╭──
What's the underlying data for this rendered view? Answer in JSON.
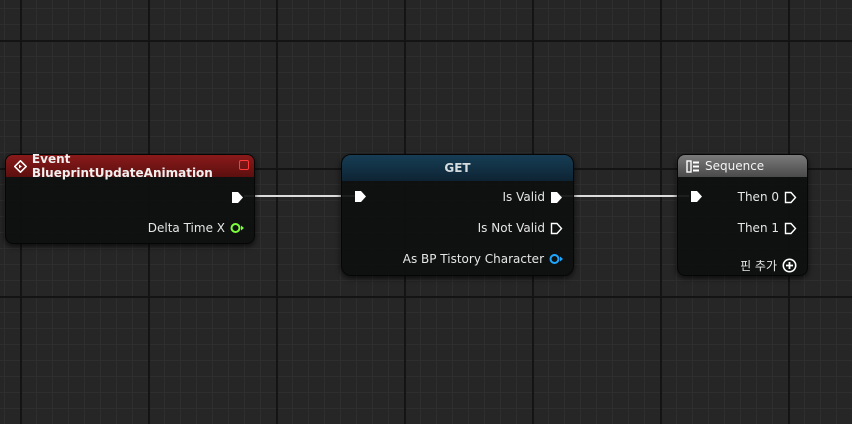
{
  "nodes": {
    "event": {
      "title": "Event BlueprintUpdateAnimation",
      "pins": {
        "delta_time": "Delta Time X"
      }
    },
    "get": {
      "title": "GET",
      "pins": {
        "is_valid": "Is Valid",
        "is_not_valid": "Is Not Valid",
        "as_character": "As BP Tistory Character"
      }
    },
    "sequence": {
      "title": "Sequence",
      "pins": {
        "then_0": "Then 0",
        "then_1": "Then 1",
        "add_pin": "핀 추가"
      }
    }
  },
  "colors": {
    "background": "#262626",
    "event_header": "#8a1a1a",
    "get_header": "#163d55",
    "sequence_header": "#7a7a7a",
    "exec_wire": "#dcdcdc",
    "float_pin": "#7cff3a",
    "object_pin": "#1fa8ff",
    "close_icon": "#ff3b3b"
  },
  "icons": {
    "event": "event-diamond-icon",
    "sequence": "sequence-icon",
    "exec_pin": "exec-pin-icon",
    "data_pin": "data-pin-icon",
    "add_pin": "plus-circle-icon"
  }
}
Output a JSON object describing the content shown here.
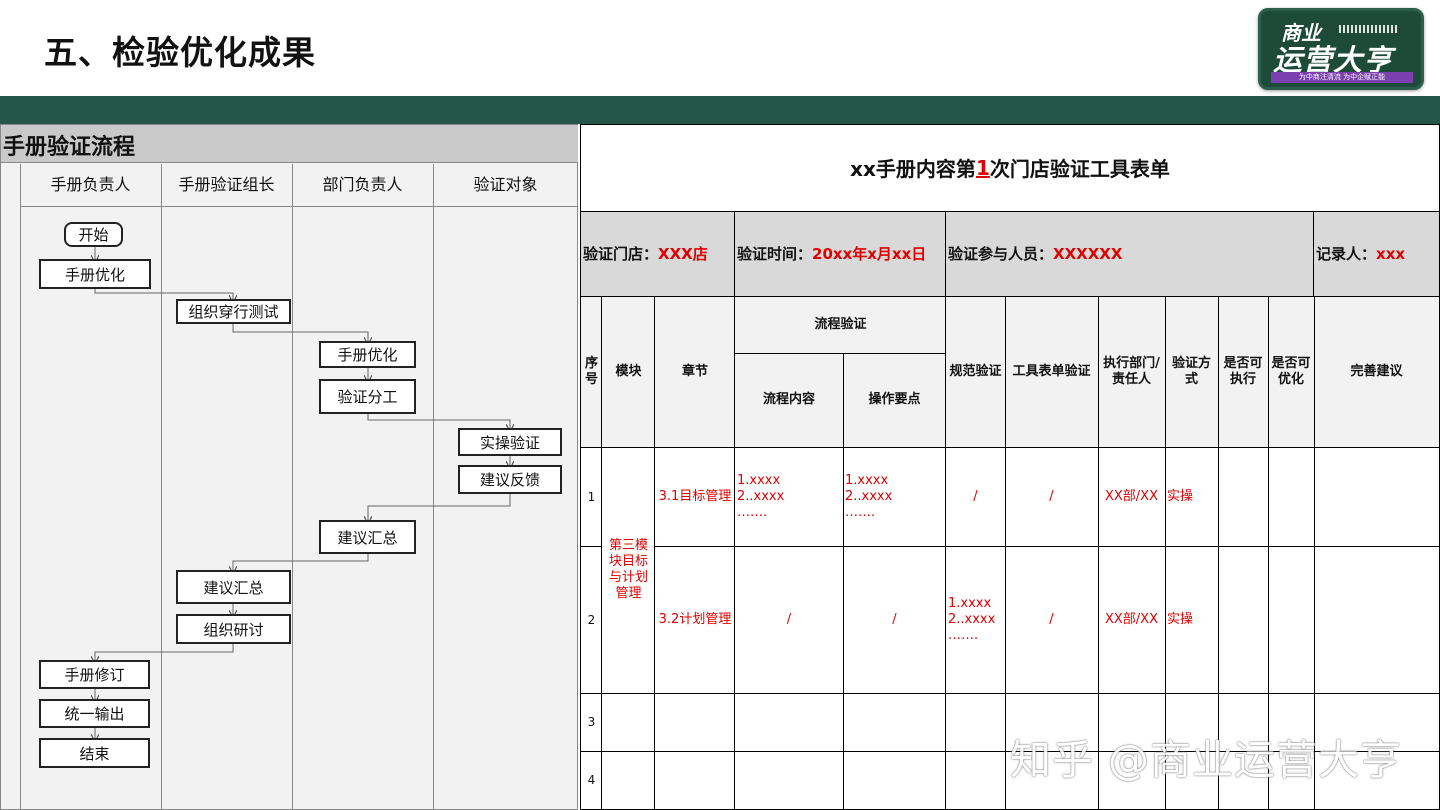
{
  "page": {
    "title": "五、检验优化成果"
  },
  "logo": {
    "line1": "商业",
    "line2": "运营大亨",
    "tagline": "为中商注清流 为中企赋正能"
  },
  "flow": {
    "title": "手册验证流程",
    "lanes": [
      "手册负责人",
      "手册验证组长",
      "部门负责人",
      "验证对象"
    ],
    "steps": {
      "start": "开始",
      "optimize1": "手册优化",
      "walkthrough": "组织穿行测试",
      "optimize2": "手册优化",
      "assign": "验证分工",
      "practice": "实操验证",
      "feedback": "建议反馈",
      "summary1": "建议汇总",
      "summary2": "建议汇总",
      "discuss": "组织研讨",
      "revise": "手册修订",
      "output": "统一输出",
      "end": "结束"
    }
  },
  "form": {
    "title_pre": "xx手册内容第",
    "title_num": "1",
    "title_post": "次门店验证工具表单",
    "info": {
      "store_label": "验证门店：",
      "store_value": "XXX店",
      "time_label": "验证时间：",
      "time_value": "20xx年x月xx日",
      "people_label": "验证参与人员：",
      "people_value": "XXXXXX",
      "recorder_label": "记录人：",
      "recorder_value": "xxx"
    },
    "headers": {
      "seq": "序号",
      "module": "模块",
      "chapter": "章节",
      "process": "流程验证",
      "process_content": "流程内容",
      "key_points": "操作要点",
      "norm": "规范验证",
      "tool_form": "工具表单验证",
      "dept": "执行部门/责任人",
      "method": "验证方式",
      "executable": "是否可执行",
      "optimizable": "是否可优化",
      "suggestion": "完善建议"
    },
    "module_value": "第三模块目标与计划管理",
    "rows": [
      {
        "seq": "1",
        "chapter": "3.1目标管理",
        "content": "1.xxxx\n2..xxxx\n…….",
        "points": "1.xxxx\n2..xxxx\n…….",
        "norm": "/",
        "tool": "/",
        "dept": "XX部/XX",
        "method": "实操"
      },
      {
        "seq": "2",
        "chapter": "3.2计划管理",
        "content": "/",
        "points": "/",
        "norm": "1.xxxx\n2..xxxx\n…….",
        "tool": "/",
        "dept": "XX部/XX",
        "method": "实操"
      },
      {
        "seq": "3"
      },
      {
        "seq": "4"
      }
    ]
  },
  "watermark": "知乎 @商业运营大亨"
}
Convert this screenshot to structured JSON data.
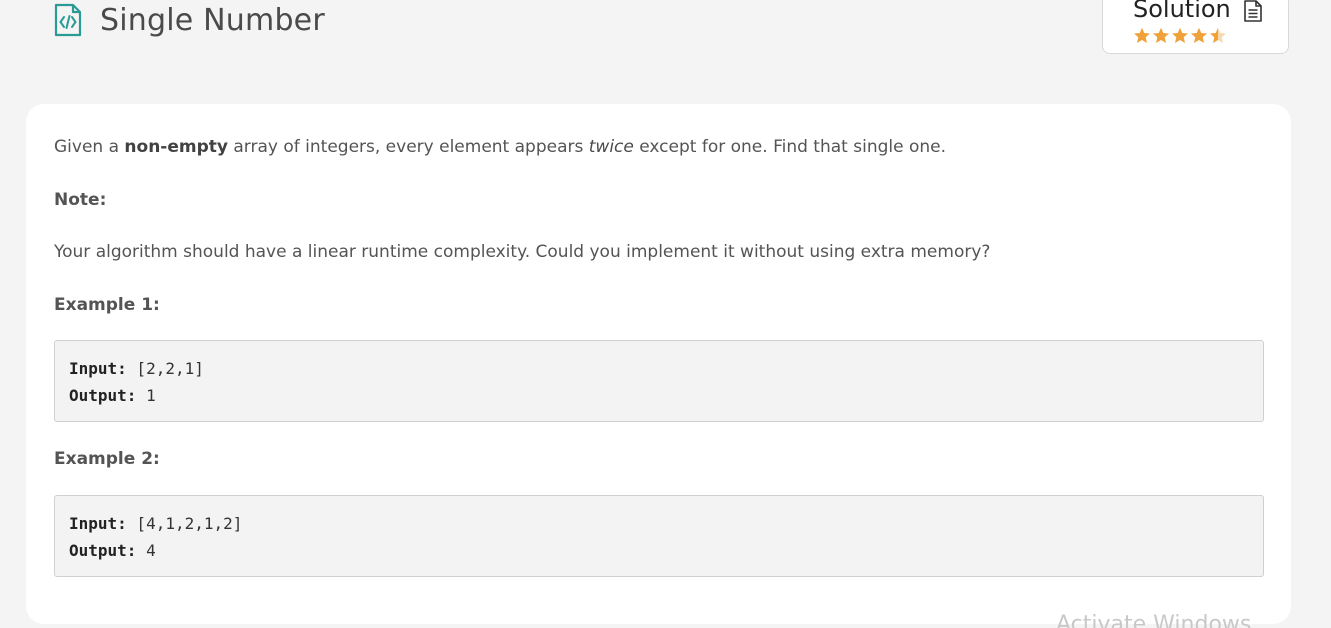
{
  "header": {
    "title": "Single Number",
    "icon": "code-file-icon",
    "accent_color": "#2b9a95"
  },
  "solution": {
    "label": "Solution",
    "icon": "document-icon",
    "rating": 4.5,
    "rating_max": 5,
    "star_color": "#f0a23a"
  },
  "problem": {
    "description": {
      "part1": "Given a ",
      "bold": "non-empty",
      "part2": " array of integers, every element appears ",
      "italic": "twice",
      "part3": " except for one. Find that single one."
    },
    "note_heading": "Note:",
    "note_text": "Your algorithm should have a linear runtime complexity. Could you implement it without using extra memory?",
    "examples": [
      {
        "heading": "Example 1:",
        "input_label": "Input:",
        "input_value": " [2,2,1]",
        "output_label": "Output:",
        "output_value": " 1"
      },
      {
        "heading": "Example 2:",
        "input_label": "Input:",
        "input_value": " [4,1,2,1,2]",
        "output_label": "Output:",
        "output_value": " 4"
      }
    ]
  },
  "watermark": "Activate Windows"
}
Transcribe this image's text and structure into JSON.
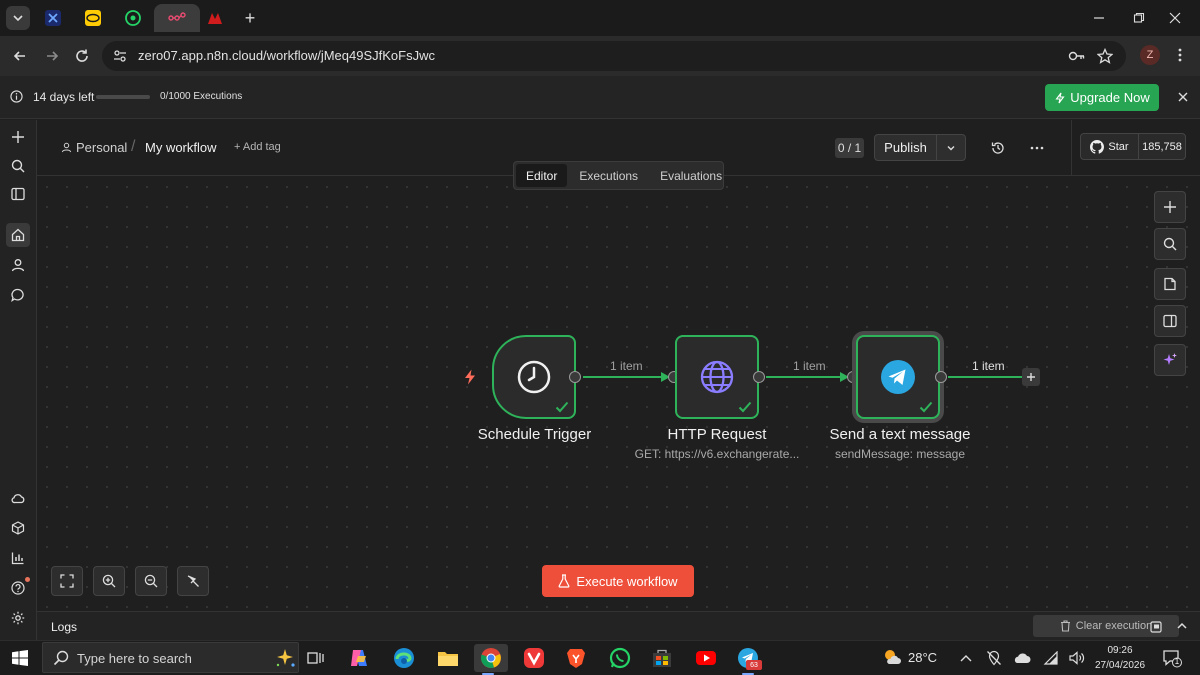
{
  "browser": {
    "url": "zero07.app.n8n.cloud/workflow/jMeq49SJfKoFsJwc",
    "profile_initial": "Z",
    "tabs": [
      {
        "icon": "cross-favicon-icon"
      },
      {
        "icon": "mtn-favicon-icon"
      },
      {
        "icon": "whatsapp-favicon-icon"
      },
      {
        "icon": "n8n-favicon-icon",
        "active": true
      },
      {
        "icon": "red-logo-favicon-icon"
      }
    ]
  },
  "banner": {
    "days_left": "14 days left",
    "executions": "0/1000 Executions",
    "usage_fraction": 0.0,
    "upgrade_label": "Upgrade Now"
  },
  "header": {
    "project": "Personal",
    "workflow_name": "My workflow",
    "add_tag": "+ Add tag",
    "counter": "0 / 1",
    "publish_label": "Publish",
    "github_star_label": "Star",
    "github_star_count": "185,758"
  },
  "view_tabs": {
    "editor": "Editor",
    "executions": "Executions",
    "evaluations": "Evaluations",
    "active": "Editor"
  },
  "nodes": [
    {
      "id": "schedule-trigger",
      "label": "Schedule Trigger",
      "subtitle": "",
      "icon": "clock-icon",
      "status": "success"
    },
    {
      "id": "http-request",
      "label": "HTTP Request",
      "subtitle": "GET: https://v6.exchangerate...",
      "icon": "globe-icon",
      "status": "success"
    },
    {
      "id": "send-text-message",
      "label": "Send a text message",
      "subtitle": "sendMessage: message",
      "icon": "telegram-icon",
      "status": "success"
    }
  ],
  "connections": [
    {
      "from": "schedule-trigger",
      "to": "http-request",
      "label": "1 item"
    },
    {
      "from": "http-request",
      "to": "send-text-message",
      "label": "1 item"
    },
    {
      "from": "send-text-message",
      "to": "",
      "label": "1 item"
    }
  ],
  "execute_label": "Execute workflow",
  "logs": {
    "title": "Logs",
    "clear_label": "Clear execution"
  },
  "colors": {
    "success_green": "#2eb35a",
    "upgrade_green": "#27a552",
    "execute_red": "#ee4f3a",
    "trigger_bolt": "#ff6d5a",
    "canvas_bg": "#1f1f1f"
  },
  "taskbar": {
    "search_placeholder": "Type here to search",
    "temperature": "28°C",
    "time": "09:26",
    "date": "27/04/2026",
    "telegram_badge": "63",
    "notification_count": "1"
  }
}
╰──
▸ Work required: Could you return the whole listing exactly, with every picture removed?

▸ Completed exercise:
What's the underlying data for this rendered view? Answer in JSON.
{
  "nodes": {
    "event": {
      "title": "Event BlueprintUpdateAnimation",
      "pins": {
        "delta_time": "Delta Time X"
      }
    },
    "get": {
      "title": "GET",
      "pins": {
        "is_valid": "Is Valid",
        "is_not_valid": "Is Not Valid",
        "as_character": "As BP Tistory Character"
      }
    },
    "sequence": {
      "title": "Sequence",
      "pins": {
        "then_0": "Then 0",
        "then_1": "Then 1",
        "add_pin": "핀 추가"
      }
    }
  },
  "colors": {
    "background": "#262626",
    "event_header": "#8a1a1a",
    "get_header": "#163d55",
    "sequence_header": "#7a7a7a",
    "exec_wire": "#dcdcdc",
    "float_pin": "#7cff3a",
    "object_pin": "#1fa8ff",
    "close_icon": "#ff3b3b"
  },
  "icons": {
    "event": "event-diamond-icon",
    "sequence": "sequence-icon",
    "exec_pin": "exec-pin-icon",
    "data_pin": "data-pin-icon",
    "add_pin": "plus-circle-icon"
  }
}
Output a JSON object describing the content shown here.
{
  "page": {
    "title": "五、检验优化成果"
  },
  "logo": {
    "line1": "商业",
    "line2": "运营大亨",
    "tagline": "为中商注清流 为中企赋正能"
  },
  "flow": {
    "title": "手册验证流程",
    "lanes": [
      "手册负责人",
      "手册验证组长",
      "部门负责人",
      "验证对象"
    ],
    "steps": {
      "start": "开始",
      "optimize1": "手册优化",
      "walkthrough": "组织穿行测试",
      "optimize2": "手册优化",
      "assign": "验证分工",
      "practice": "实操验证",
      "feedback": "建议反馈",
      "summary1": "建议汇总",
      "summary2": "建议汇总",
      "discuss": "组织研讨",
      "revise": "手册修订",
      "output": "统一输出",
      "end": "结束"
    }
  },
  "form": {
    "title_pre": "xx手册内容第",
    "title_num": "1",
    "title_post": "次门店验证工具表单",
    "info": {
      "store_label": "验证门店：",
      "store_value": "XXX店",
      "time_label": "验证时间：",
      "time_value": "20xx年x月xx日",
      "people_label": "验证参与人员：",
      "people_value": "XXXXXX",
      "recorder_label": "记录人：",
      "recorder_value": "xxx"
    },
    "headers": {
      "seq": "序号",
      "module": "模块",
      "chapter": "章节",
      "process": "流程验证",
      "process_content": "流程内容",
      "key_points": "操作要点",
      "norm": "规范验证",
      "tool_form": "工具表单验证",
      "dept": "执行部门/责任人",
      "method": "验证方式",
      "executable": "是否可执行",
      "optimizable": "是否可优化",
      "suggestion": "完善建议"
    },
    "module_value": "第三模块目标与计划管理",
    "rows": [
      {
        "seq": "1",
        "chapter": "3.1目标管理",
        "content": "1.xxxx\n2..xxxx\n…….",
        "points": "1.xxxx\n2..xxxx\n…….",
        "norm": "/",
        "tool": "/",
        "dept": "XX部/XX",
        "method": "实操"
      },
      {
        "seq": "2",
        "chapter": "3.2计划管理",
        "content": "/",
        "points": "/",
        "norm": "1.xxxx\n2..xxxx\n…….",
        "tool": "/",
        "dept": "XX部/XX",
        "method": "实操"
      },
      {
        "seq": "3"
      },
      {
        "seq": "4"
      }
    ]
  },
  "watermark": "知乎 @商业运营大亨"
}
Convert this screenshot to structured JSON data.
{
  "header": {
    "title": "Single Number",
    "icon": "code-file-icon",
    "accent_color": "#2b9a95"
  },
  "solution": {
    "label": "Solution",
    "icon": "document-icon",
    "rating": 4.5,
    "rating_max": 5,
    "star_color": "#f0a23a"
  },
  "problem": {
    "description": {
      "part1": "Given a ",
      "bold": "non-empty",
      "part2": " array of integers, every element appears ",
      "italic": "twice",
      "part3": " except for one. Find that single one."
    },
    "note_heading": "Note:",
    "note_text": "Your algorithm should have a linear runtime complexity. Could you implement it without using extra memory?",
    "examples": [
      {
        "heading": "Example 1:",
        "input_label": "Input:",
        "input_value": " [2,2,1]",
        "output_label": "Output:",
        "output_value": " 1"
      },
      {
        "heading": "Example 2:",
        "input_label": "Input:",
        "input_value": " [4,1,2,1,2]",
        "output_label": "Output:",
        "output_value": " 4"
      }
    ]
  },
  "watermark": "Activate Windows"
}
Transcribe this image's text and structure into JSON.
{
  "browser": {
    "url": "zero07.app.n8n.cloud/workflow/jMeq49SJfKoFsJwc",
    "profile_initial": "Z",
    "tabs": [
      {
        "icon": "cross-favicon-icon"
      },
      {
        "icon": "mtn-favicon-icon"
      },
      {
        "icon": "whatsapp-favicon-icon"
      },
      {
        "icon": "n8n-favicon-icon",
        "active": true
      },
      {
        "icon": "red-logo-favicon-icon"
      }
    ]
  },
  "banner": {
    "days_left": "14 days left",
    "executions": "0/1000 Executions",
    "usage_fraction": 0.0,
    "upgrade_label": "Upgrade Now"
  },
  "header": {
    "project": "Personal",
    "workflow_name": "My workflow",
    "add_tag": "+ Add tag",
    "counter": "0 / 1",
    "publish_label": "Publish",
    "github_star_label": "Star",
    "github_star_count": "185,758"
  },
  "view_tabs": {
    "editor": "Editor",
    "executions": "Executions",
    "evaluations": "Evaluations",
    "active": "Editor"
  },
  "nodes": [
    {
      "id": "schedule-trigger",
      "label": "Schedule Trigger",
      "subtitle": "",
      "icon": "clock-icon",
      "status": "success"
    },
    {
      "id": "http-request",
      "label": "HTTP Request",
      "subtitle": "GET: https://v6.exchangerate...",
      "icon": "globe-icon",
      "status": "success"
    },
    {
      "id": "send-text-message",
      "label": "Send a text message",
      "subtitle": "sendMessage: message",
      "icon": "telegram-icon",
      "status": "success"
    }
  ],
  "connections": [
    {
      "from": "schedule-trigger",
      "to": "http-request",
      "label": "1 item"
    },
    {
      "from": "http-request",
      "to": "send-text-message",
      "label": "1 item"
    },
    {
      "from": "send-text-message",
      "to": "",
      "label": "1 item"
    }
  ],
  "execute_label": "Execute workflow",
  "logs": {
    "title": "Logs",
    "clear_label": "Clear execution"
  },
  "colors": {
    "success_green": "#2eb35a",
    "upgrade_green": "#27a552",
    "execute_red": "#ee4f3a",
    "trigger_bolt": "#ff6d5a",
    "canvas_bg": "#1f1f1f"
  },
  "taskbar": {
    "search_placeholder": "Type here to search",
    "temperature": "28°C",
    "time": "09:26",
    "date": "27/04/2026",
    "telegram_badge": "63",
    "notification_count": "1"
  }
}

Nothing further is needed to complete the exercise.